[Data records for software interfaces]
--- --- ---

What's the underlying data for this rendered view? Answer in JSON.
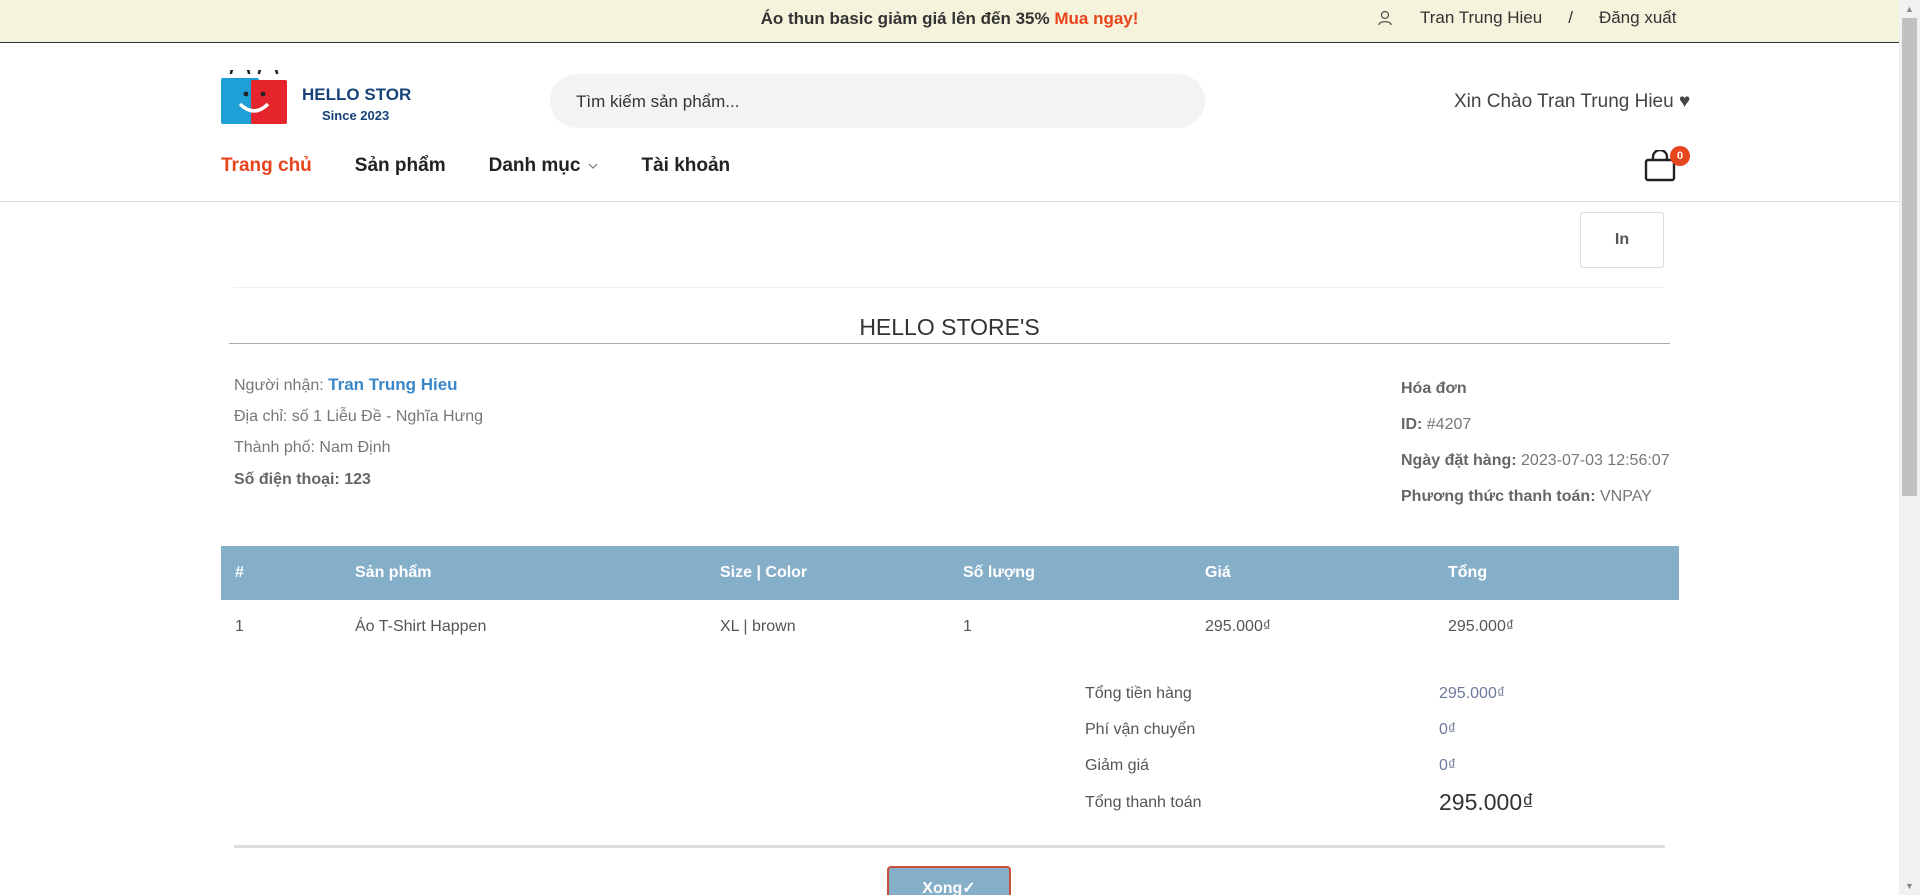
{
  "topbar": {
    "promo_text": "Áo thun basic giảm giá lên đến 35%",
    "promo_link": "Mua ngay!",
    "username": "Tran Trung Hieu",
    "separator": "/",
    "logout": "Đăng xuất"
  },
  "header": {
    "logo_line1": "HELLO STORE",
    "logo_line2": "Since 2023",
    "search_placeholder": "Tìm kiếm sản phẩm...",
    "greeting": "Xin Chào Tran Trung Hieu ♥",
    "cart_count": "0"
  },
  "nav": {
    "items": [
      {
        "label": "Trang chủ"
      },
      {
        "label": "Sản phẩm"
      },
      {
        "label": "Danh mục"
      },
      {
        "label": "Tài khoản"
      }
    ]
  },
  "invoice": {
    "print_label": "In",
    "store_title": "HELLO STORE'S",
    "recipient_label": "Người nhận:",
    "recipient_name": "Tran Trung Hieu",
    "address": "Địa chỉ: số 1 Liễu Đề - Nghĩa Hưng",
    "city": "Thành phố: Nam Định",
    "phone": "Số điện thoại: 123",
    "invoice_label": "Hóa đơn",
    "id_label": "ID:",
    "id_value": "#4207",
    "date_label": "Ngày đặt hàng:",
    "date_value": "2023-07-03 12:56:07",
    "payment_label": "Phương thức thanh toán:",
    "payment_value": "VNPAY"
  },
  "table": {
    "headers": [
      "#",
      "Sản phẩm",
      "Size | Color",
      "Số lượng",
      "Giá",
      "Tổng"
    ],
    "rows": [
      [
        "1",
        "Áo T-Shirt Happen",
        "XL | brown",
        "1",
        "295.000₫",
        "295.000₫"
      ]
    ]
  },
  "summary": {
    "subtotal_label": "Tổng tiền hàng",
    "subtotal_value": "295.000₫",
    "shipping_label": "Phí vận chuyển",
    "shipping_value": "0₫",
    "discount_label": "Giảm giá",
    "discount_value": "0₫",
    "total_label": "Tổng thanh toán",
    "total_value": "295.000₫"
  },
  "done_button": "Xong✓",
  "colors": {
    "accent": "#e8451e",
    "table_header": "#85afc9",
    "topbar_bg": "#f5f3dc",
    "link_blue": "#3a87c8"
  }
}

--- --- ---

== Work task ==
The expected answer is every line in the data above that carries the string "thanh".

== The answer ==
    "payment_label": "Phương thức thanh toán:",
    "total_label": "Tổng thanh toán",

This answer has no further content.